Meanwhile the might of the British Empire was preparing to expel Germany once and for all from the Pacific. She had not been wanted there in the first place. To the British and Germans the Pacific was a sideshow at a time of momentous events on the European continent. Indeed, many histories of World War I scarcely mention the events taking place so far away from London, Paris, Berlin and St Petersburg. The Germans and the British knew that the question of naval supremacy would be settled in the North Sea and the Atlantic Ocean. The wider questions of strategy and planning will be dealt with in the next chapter, but it is clear from contemporary accounts that the people of Australia and New Zealand had a considerable fear of a German presence in the Pacific Ocean. There had been a number of Russian ‘scares’ in the late nineteenth century and, particularly in New Zealand, defensive installations had been undertaken at some harbours in anticipation of the Tsar’s warships suddenly appearing on the horizon. Australia was not quite so hysterical: in 1909 the Australian government noted that the term ‘defended port’ was an empty one, those ports so designated (Sydney, Adelaide, Newcastle, Port Phillip, for example) either had no guns, or if they did, had no trained gunnery officers, searchlights for night firing or supplies for the crews.

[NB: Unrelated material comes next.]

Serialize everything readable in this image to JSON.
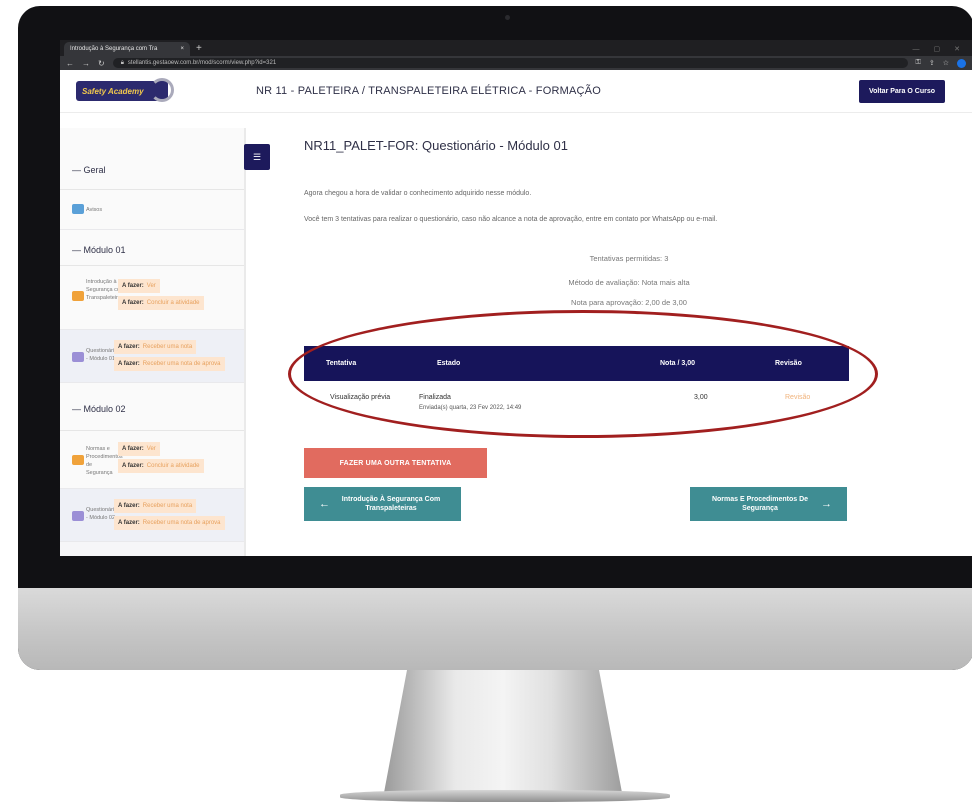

But by the outbreak of war, the scare was really on in both countries. On 10 August, the New Zealand Herald reported the Australians were worried about ‘the great naval base of Simpsonhafen (now Rabaul) in Kaiser Wilhelm land (now part of Papua New Guinea) which had allegedly been built at a cost of ‘thousands of pounds’. The newspaper which, despite hostilities, was still printing daily summaries of local shipping movements, warned that the German naval base had been built under the guise of mercantile expansion within striking distance of the Torres Strait, where all the shipping routes between Australia and the Far East converged. It reported that the wharf at Simpsonhafen was 300 metres long with spacious warehouses worth £40,000; if these had existed, this imaginary wharf would have been longer than any other in Australasia and equal to the needs of a city of 100,000 people. The report of this ‘great naval base’ would have been news to the Imperial German Navy, too.

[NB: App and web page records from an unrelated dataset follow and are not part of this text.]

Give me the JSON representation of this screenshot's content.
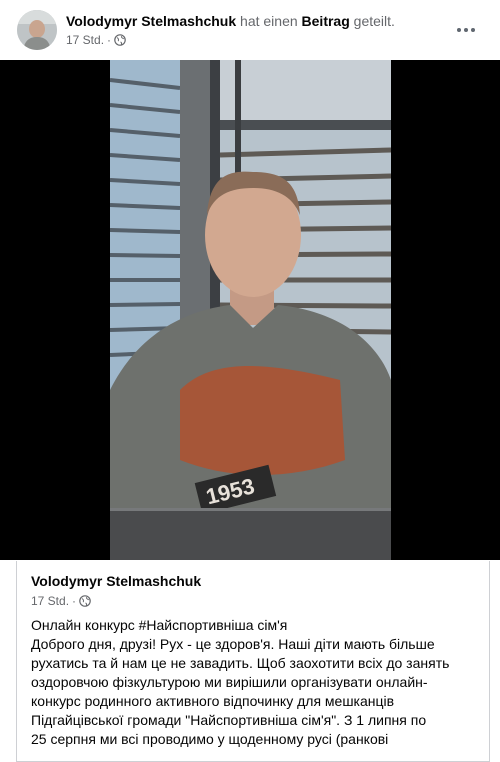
{
  "post": {
    "author": "Volodymyr Stelmashchuk",
    "action": "hat einen",
    "object": "Beitrag",
    "action_tail": "geteilt.",
    "time": "17 Std.",
    "separator": "·",
    "audience_icon": "globe-icon",
    "more_icon": "more-options-icon"
  },
  "video": {
    "sound_icon": "speaker-muted-icon",
    "shirt_text": "1953"
  },
  "shared": {
    "author": "Volodymyr Stelmashchuk",
    "time": "17 Std.",
    "separator": "·",
    "audience_icon": "globe-icon",
    "lines": [
      "Онлайн конкурс #Найспортивніша сім'я",
      "Доброго дня, друзі! Рух - це здоров'я. Наші діти мають більше",
      "рухатись та й нам це не завадить. Щоб заохотити всіх до занять",
      "оздоровчою фізкультурою ми вирішили організувати онлайн-",
      "конкурс родинного активного відпочинку для мешканців",
      "Підгайцівської громади \"Найспортивніша сім'я\". З 1 липня по",
      "25 серпня ми всі проводимо у щоденному русі (ранкові"
    ]
  },
  "colors": {
    "text_primary": "#050505",
    "text_secondary": "#65676b",
    "border": "#ced0d4",
    "video_bg": "#000000"
  }
}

At the outbreak of war, the East Asiatic Squadron faced a superior British and Allied presence and the squadron commander, Vice-Admiral Maximilian Count von Spee, knew that only too well. Apart from the Russian fleet at Vladivostok and the two French cruisers, Dupleix and Montcalm, there was the British China squadron based at Weihaiwei and Hong Kong, the East Indies station at Colombo, and the Australian squadron.